The answer may lie in promoting your business through less costly public relations (PR) campaigns. Public relation campaigns leverage the power of the media to promote your business and its products to the general public.
Under the right circumstances, an effective PR campaign can give your company the promotional boost you're looking for, while an ill-conceived PR campaign is a disaster waiting to happen. The difference between the two rests in your ability to weigh the benefits of a PR campaign against the benefits of traditional advertising.
Here are some tips to get you started.
One of the most obvious benefits of PR is the cost. Apart from the time costs you'll incur in stirring up media attention for your company, PR is essentially free. The media outlets themselves bear the expense of air time or print space because in their eyes, they are reporting a newsworthy item to their viewers or readers.
In addition to the cost benefits, PR also creates the perception of expertise. For example, suppose you are a pizza parlor owner who has somehow managed to convince the local paper to run a story about how to make the perfect pizza. The story (featuring you) provides readers with detailed information about pizza-making and leaves the lasting impression that your parlor is the place for perfect pizza. This kind of publicity is priceless because it can quickly establish your business as the leader within a geographic area.

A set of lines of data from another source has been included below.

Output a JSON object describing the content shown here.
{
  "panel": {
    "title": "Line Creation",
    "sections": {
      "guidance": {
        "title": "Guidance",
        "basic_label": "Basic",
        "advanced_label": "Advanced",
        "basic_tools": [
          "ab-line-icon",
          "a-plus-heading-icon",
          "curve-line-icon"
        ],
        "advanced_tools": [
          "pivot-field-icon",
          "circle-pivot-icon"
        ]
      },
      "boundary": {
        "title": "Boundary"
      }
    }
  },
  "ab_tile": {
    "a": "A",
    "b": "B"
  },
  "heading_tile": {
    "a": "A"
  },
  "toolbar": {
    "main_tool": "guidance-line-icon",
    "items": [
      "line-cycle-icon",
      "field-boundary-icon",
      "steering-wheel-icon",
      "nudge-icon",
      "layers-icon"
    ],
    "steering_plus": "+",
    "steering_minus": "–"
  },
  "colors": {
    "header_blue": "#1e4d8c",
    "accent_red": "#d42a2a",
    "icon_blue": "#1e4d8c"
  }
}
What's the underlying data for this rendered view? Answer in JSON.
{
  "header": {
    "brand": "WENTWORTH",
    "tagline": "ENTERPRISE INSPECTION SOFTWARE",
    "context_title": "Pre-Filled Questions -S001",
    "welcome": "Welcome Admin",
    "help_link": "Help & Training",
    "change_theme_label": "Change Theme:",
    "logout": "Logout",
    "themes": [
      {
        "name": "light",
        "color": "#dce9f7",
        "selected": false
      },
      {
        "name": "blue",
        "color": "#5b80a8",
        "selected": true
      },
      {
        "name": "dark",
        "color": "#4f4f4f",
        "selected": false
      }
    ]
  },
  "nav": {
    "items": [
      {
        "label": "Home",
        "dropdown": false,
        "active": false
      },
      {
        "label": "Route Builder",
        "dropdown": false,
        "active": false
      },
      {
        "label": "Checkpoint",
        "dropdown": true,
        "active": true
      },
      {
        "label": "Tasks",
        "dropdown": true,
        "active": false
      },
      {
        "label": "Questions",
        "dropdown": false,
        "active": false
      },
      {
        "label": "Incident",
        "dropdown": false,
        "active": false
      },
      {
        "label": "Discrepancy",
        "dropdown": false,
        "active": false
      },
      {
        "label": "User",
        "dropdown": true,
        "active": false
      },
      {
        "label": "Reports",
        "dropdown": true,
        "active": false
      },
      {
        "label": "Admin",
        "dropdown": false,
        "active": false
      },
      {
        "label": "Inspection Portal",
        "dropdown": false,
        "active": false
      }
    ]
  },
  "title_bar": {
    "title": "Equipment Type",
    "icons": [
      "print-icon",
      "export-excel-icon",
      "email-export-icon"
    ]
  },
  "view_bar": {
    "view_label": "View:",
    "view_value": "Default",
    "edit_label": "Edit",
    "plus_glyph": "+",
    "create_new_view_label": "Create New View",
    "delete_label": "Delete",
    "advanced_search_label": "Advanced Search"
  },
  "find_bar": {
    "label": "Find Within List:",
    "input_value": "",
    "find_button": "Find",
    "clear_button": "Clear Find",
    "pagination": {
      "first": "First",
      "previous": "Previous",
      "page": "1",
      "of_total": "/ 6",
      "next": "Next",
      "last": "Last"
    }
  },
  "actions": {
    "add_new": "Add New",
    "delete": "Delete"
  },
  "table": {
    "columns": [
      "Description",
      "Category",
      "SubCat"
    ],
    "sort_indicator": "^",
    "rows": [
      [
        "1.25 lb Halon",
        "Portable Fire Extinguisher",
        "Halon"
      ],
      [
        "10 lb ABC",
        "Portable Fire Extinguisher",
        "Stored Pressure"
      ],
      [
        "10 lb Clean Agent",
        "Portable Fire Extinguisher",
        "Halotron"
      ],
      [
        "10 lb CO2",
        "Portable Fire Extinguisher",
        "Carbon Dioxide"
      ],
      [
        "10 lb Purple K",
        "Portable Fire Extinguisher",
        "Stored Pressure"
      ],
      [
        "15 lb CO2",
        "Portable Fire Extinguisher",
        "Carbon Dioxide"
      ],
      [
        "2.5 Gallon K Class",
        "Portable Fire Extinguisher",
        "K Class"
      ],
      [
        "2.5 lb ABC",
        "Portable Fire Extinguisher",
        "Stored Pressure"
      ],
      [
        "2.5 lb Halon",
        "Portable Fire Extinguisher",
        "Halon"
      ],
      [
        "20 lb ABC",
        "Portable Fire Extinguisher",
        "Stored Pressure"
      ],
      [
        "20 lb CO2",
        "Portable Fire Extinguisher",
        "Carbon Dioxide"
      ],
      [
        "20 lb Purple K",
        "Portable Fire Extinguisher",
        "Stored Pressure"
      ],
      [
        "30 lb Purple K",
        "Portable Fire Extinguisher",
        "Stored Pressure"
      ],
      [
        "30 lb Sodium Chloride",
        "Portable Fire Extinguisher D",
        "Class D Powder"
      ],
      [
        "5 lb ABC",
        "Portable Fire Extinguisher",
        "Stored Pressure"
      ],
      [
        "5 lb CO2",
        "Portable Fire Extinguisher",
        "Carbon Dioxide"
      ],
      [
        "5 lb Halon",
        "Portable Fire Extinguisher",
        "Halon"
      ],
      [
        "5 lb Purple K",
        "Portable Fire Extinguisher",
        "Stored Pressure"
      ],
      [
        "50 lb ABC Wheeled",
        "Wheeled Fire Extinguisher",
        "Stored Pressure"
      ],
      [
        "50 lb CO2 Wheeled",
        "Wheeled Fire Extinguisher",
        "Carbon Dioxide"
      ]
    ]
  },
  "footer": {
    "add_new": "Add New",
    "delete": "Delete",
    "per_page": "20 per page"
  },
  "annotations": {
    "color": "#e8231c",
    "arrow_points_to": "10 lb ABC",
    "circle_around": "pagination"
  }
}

As you might expect, PR also has a downside - loss of control. Once your message is in the hands of a reporter, you lose control over how and when it is presented to the public. The reporter is free to "spin" the story however he/she wants to and run it when it is convenient for them, rather than when it's convenient for your business.
Paid advertising compensates for these shortcomings by giving you complete control over the content of your message. For a price, you decide what you'll say and when you'll say it. You'll also have the benefit of targeting your message to specific demographics or geographic areas, an advantage you don't have with PR campaigns.
The Bottom Line
Both public relations and paid advertising can be beneficial in promoting your business. Rather than choosing one or the other, plan to do both in a way that is consistent with your company's goals and budget.